The Foreign Residents in the TRNC (TFR)
Trip to Famagusta
By Ralph Kratzer
On Wednesday, 13th November 2013, 32 members and guests from 6 different countries of origin joined the TFR to be part of a day trip to the old walled city of Famagusta.
Early in the morning the bus of Virgo Trans waited in Lapta ready to pick up the first participants of the journey. As we travelled through Kyrenia more and more passengers got on board, finally we went towards Famagusta, and arrived about 10am. As I did not have breakfast before, my stomach was growling, but fortunately the first place we went to was the famous “Petek Patisserie and Café” in the old town of Famagusta, where there was delicious coffee and pastries. Thus, the first hunger was saturated and the group was ready to go on their exploring tour.
Brian Self, former Chairman of the TFR and Horst Gutowski, our Treasurer had organized the tour, but now a young lady joined the group, Ceren. She is an architect and was sent by the Department of Antiquities of the city to be our tour guide for the day. To say it from the start, she should do her job very well!
I will not go into historical or architectural details in my report because you can find much information on the internet (eg by clicking here
A wonderful video about the old walled city of Famagusta with all its attractions you will find by clicking a link at the end ot the article.
Therefore, I am giving only a very brief description of each of the buildings that we visited for the next 2 hours or more.
Ceren started with the Sea Gate, where the statue of the winged Lion of St. Mark is still reminiscent of the temporary rule of the Venetians over the island. The impressive domed building of the gate, which probably served as a warehouse and a lounge for the troops was built in 1496.
The Othello Tower was supposed to be our next destination, but it is currently closed for renovations.
So we went to the nearby Church of St. George of the Latins, an early Gothic building. Nowadays only to be seen as a ruin, but it still reflects the architecture of this era.
Passing the Kertikli Hamam, the remains of a Turkish bath, we reached after a short walk the ruins of the medieval Carmelite Church and the neighbouring Armenian Orthodox Church, other witnesses of the legendary variety and number of Famagusta churches in earlier times (it is said the city had 365 of them, one for every day of the year…).
The subsequent visit to the Martinengo Bastion particularly impressed me personally. The great bastion is one of 13 towers in the massive ramparts of the old city, which are all still more or less intact. The enormity of this defence system instills me again and again and gives me respect for the skills of the architects and builders in those former days .
Here I also learned why the countless bricks that were used to build the bastions and walls bear engraved individual characters. The different stonemasons who had delivered the material, could so make the bill with their clients after ending the work.
Passing the Nestorian Church and the Kizil Hamam (Scarlet Bath) we went to the Land Gate, also known as the Rivettina Bastion.

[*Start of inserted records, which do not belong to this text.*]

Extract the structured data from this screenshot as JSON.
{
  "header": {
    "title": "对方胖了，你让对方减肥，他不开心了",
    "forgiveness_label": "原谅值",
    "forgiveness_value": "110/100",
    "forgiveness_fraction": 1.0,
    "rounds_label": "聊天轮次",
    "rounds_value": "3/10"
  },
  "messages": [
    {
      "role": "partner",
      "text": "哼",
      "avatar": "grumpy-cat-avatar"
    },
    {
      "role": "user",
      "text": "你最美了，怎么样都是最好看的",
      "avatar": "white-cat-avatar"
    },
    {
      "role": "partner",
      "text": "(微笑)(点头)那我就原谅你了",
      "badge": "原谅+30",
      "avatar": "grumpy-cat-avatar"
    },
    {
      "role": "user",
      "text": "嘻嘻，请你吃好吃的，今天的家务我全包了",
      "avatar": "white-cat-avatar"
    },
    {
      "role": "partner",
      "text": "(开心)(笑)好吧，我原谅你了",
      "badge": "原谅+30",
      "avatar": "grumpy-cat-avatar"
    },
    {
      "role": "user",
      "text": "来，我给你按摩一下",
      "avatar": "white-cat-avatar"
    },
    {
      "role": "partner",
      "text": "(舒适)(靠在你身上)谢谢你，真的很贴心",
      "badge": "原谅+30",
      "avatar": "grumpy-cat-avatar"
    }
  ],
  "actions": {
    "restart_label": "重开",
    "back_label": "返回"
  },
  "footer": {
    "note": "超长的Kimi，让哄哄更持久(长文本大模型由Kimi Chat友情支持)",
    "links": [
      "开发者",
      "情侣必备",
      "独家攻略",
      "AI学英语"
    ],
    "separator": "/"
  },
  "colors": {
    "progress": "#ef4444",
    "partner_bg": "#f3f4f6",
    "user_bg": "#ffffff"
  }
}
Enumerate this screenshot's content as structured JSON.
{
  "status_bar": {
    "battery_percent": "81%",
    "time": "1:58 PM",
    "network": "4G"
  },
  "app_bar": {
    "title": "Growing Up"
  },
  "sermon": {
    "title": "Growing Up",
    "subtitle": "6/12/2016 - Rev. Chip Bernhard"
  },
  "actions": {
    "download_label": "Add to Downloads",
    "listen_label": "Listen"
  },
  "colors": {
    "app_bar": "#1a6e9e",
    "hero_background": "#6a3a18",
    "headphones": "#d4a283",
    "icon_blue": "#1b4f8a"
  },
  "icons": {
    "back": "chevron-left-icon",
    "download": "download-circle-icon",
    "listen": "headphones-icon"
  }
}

Climbing up the gate you enjoy one of the best views over the city walls and the entire old city of Famagusta.
The early Gothic church St. Peter and St. Paul’s from the 14th Century with its beautifully articulated facade, located in the historical centre of the city, was converted by the Turks after 1571 to Sinan Pasa Mosque. It is said that the erection of the church was originally sponsored by a Venetian merchant from the winning of a single trading journey.
At the Greek Orthodox Church of St. George from the 15th Century can still be seen the medieval construction technology, such as over the vaults amphorae were used as a filler to reduce the burden and to improve the acoustics.
Of course at the end of our tour it was obligatory to visit the St. Nicholas Cathedral, built 1298 – 1326 in pure Gothic style. Also in 1571 the church was converted into a mosque by the Turks and named after the leader of the conqueror army, namely Lala Mustafa Pasa. In front of the mosque still stands the legendary Sycamore tree which is claimed to be as old as the church itself!
Now I had seen enough and was very thirsty and hungry, as were most of the other participants as well. So we said goodbye to our charming city guide Ceren, boarded the bus and headed towards the last destination of our day trip, which was a restaurant at the fishing harbour of Bogaz .
After the late lunch and lively conversation at the tables we went back to Girne .
A completely successful and interesting trip!